Juvenile Criminal Record FAQs
Are juvenile criminal records ever “automatically” expunged?
Most states have laws that allow, or even require, juvenile records to be expunged once the juvenile reaches a certain age. In some cases, the records are destroyed. Sometimes they are simply “sealed” or hidden from the public.
In many states, juvenile records are sealed automatically and immediately. These laws allow a minor who has committed criminal or delinquent acts, to erase his record permanently, usually at the age of 17 or 18. The idea is to allow the youth offender to enter adulthood with a “clean slate,” shielding him from the negative effects of having a criminal record.
For juveniles, court and arrest records are usually sealed automatically once a juvenile is arrested and a trial or “adjudication” begins. However, in most states, juveniles must file a written application to later have their records expunged or destroyed.
If I went through a court process for an offense committed when I was a minor, do I have a juvenile criminal record?
Maybe. Not every youth is tried in juvenile court. Some youth are tried in adult court, which will result in an adult conviction and an adult criminal record.
How do I obtain information about my juvenile adjudication?
It is best to get records from three sources:
- The FBI criminal background report;
- The state rap sheet; and
- The juvenile court with jurisdiction over the location where the arrest or adjudication took place.
You may also try to obtain records from the police or probation department, the district or state attorney’s office, or your private or public defender.
What is juvenile crime information?
Juvenile crime information is the summary information concerning your passage as a juvenile through the juvenile justice system. Juvenile crime information may include data supplied by law enforcement agencies, juvenile community corrections officers, prosecutors, courts and correctional facilities.
Pardon & Other Relief FAQs
Is an expungement the same as a pardon?
The end result may be similar but they are two completely different procedures. A pardon (also called clemency) is typically granted by a Board of Pardons or other such panel appointed by the Governor of your state. An expungement can be granted only by a Judge. In most states a pardon carries the weight of an expungement, or better.
Can employers see my criminal record if pardoned?
This varies based on your state of filing, but pardons normally do not expunge an arrest or conviction. Pardon normally represent that the governor has forgiven you of your crime, but not forgotten. In most cases, your criminal record will be annotated that this particular incident has been granted a pardon.
In some states an approved pardon will establish grounds for you to file with the court an expungement which normally would not be eligible unless a pardon is granted.
What is a Certificate of Rehabilitation?
A California Certificate of Rehabilitation is part of the California record-clearing process. While it doesn’t erase your criminal record, it is a court order that states that your criminal history is just that…a thing of the past. It essentially declares you a law abiding citizen.

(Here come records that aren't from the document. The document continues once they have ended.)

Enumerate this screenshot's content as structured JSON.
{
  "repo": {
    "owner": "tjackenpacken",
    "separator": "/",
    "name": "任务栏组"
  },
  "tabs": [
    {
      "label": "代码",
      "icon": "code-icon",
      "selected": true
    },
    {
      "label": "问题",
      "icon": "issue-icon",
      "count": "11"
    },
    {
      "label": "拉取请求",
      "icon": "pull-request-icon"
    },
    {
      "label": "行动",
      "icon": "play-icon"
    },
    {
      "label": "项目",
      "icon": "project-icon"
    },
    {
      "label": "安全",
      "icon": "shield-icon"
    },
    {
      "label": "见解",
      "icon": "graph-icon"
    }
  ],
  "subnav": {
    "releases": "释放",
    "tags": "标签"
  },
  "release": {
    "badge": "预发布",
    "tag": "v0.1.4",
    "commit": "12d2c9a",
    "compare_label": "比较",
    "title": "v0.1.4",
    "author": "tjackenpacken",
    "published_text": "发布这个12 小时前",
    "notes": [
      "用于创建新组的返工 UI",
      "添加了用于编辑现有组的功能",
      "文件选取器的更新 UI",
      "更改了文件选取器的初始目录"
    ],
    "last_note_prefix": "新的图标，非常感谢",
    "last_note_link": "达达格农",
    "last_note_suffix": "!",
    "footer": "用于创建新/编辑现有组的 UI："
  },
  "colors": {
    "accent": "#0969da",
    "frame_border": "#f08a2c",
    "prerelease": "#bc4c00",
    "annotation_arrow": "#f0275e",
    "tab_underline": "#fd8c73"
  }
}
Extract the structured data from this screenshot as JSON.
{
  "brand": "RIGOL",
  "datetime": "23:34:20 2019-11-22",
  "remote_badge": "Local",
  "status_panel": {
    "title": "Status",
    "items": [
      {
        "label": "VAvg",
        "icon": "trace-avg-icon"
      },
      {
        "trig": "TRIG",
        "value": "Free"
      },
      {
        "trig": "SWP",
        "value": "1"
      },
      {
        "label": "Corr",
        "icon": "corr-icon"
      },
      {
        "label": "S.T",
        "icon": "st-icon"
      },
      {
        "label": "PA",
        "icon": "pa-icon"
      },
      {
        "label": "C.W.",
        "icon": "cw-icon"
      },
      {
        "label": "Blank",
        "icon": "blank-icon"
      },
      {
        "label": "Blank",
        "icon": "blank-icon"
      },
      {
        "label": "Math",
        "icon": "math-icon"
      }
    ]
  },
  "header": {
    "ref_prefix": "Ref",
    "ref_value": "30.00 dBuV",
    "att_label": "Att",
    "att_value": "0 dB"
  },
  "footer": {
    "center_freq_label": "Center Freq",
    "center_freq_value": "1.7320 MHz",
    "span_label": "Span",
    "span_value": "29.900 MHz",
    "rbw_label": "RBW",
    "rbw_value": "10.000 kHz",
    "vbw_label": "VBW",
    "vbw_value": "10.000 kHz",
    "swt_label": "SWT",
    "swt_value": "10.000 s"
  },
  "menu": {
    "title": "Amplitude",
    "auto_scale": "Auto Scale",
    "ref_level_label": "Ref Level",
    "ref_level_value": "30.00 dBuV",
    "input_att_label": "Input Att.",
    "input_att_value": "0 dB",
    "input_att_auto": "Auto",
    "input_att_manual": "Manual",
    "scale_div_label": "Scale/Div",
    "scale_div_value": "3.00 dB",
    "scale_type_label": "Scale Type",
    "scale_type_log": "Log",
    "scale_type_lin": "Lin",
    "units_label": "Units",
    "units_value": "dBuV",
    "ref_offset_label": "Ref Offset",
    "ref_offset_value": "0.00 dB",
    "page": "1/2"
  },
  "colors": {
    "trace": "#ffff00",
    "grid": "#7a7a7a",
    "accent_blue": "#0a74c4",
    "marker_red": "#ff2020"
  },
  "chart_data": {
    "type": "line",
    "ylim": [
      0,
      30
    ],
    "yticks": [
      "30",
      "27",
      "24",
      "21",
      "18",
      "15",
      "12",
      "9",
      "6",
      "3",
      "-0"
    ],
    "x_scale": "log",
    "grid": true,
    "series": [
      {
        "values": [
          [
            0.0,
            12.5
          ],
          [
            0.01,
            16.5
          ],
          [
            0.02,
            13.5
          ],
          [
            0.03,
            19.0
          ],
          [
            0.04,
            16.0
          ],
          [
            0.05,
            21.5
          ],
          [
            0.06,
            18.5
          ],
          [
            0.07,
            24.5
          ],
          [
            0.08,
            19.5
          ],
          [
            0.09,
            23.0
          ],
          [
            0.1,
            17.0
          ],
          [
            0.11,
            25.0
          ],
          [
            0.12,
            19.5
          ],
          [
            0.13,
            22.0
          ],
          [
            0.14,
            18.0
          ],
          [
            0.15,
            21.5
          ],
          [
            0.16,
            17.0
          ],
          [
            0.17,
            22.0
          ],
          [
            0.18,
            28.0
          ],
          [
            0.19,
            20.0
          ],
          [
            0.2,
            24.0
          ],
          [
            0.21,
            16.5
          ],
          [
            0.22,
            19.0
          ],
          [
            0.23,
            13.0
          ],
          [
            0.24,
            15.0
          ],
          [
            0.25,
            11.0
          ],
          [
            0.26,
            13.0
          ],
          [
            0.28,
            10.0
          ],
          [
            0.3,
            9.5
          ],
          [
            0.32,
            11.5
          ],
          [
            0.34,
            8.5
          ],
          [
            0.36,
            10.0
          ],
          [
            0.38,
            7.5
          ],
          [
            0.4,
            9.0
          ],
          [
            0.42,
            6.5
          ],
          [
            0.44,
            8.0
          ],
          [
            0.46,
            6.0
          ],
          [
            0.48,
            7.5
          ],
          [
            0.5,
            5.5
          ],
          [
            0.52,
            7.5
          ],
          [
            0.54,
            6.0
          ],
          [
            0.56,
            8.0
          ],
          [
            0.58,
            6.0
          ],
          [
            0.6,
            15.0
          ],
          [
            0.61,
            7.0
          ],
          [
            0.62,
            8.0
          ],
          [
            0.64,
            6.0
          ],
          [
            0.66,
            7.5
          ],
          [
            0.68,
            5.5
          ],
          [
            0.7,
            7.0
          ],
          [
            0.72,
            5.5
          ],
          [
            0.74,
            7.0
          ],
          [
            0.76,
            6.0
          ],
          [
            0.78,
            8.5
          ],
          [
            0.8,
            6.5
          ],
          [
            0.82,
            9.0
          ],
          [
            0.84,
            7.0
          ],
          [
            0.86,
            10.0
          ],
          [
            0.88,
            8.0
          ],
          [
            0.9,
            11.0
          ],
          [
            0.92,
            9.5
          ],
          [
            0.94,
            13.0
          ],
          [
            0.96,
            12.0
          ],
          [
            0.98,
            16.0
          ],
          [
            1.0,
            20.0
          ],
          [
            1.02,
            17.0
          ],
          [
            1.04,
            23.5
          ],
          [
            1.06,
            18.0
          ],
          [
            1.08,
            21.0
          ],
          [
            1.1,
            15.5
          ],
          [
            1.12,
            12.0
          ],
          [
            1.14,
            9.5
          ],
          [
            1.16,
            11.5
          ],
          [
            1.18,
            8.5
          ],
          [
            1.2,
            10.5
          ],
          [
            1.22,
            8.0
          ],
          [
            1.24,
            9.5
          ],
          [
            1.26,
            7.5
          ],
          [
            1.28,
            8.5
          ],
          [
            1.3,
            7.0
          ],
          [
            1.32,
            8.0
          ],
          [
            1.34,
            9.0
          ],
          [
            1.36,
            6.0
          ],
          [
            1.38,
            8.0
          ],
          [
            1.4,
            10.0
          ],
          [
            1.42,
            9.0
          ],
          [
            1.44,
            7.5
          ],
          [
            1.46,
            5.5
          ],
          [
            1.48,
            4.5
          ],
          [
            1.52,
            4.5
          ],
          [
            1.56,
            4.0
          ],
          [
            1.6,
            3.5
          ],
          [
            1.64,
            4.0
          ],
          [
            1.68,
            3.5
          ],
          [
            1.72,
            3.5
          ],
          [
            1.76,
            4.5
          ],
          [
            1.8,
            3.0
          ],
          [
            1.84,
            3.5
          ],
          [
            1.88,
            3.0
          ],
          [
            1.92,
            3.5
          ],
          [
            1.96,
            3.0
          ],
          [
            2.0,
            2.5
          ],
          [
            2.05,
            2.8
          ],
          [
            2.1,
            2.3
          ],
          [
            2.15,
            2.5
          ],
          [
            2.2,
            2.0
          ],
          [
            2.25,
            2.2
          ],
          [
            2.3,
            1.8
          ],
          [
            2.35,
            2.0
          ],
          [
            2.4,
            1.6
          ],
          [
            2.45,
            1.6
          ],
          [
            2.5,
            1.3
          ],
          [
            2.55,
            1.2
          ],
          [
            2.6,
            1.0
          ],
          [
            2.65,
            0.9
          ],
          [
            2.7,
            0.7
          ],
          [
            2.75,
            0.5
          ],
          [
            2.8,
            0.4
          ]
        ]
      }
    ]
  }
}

This Certificate is a bold statement that tells society that you have moved on to become an honest, upstanding “rehabilitated” member of the community. And unlike a motion to seal and destroy your arrest records, a Certificate of Rehabilitation applies to actual criminal convictions, not just arrests. It also qualifies you for a pardon from the Governor.
How do I apply for a Presidential Pardon?
For FAQs about Presidential Pardons, click here to go to the U.S. Department of Justice website.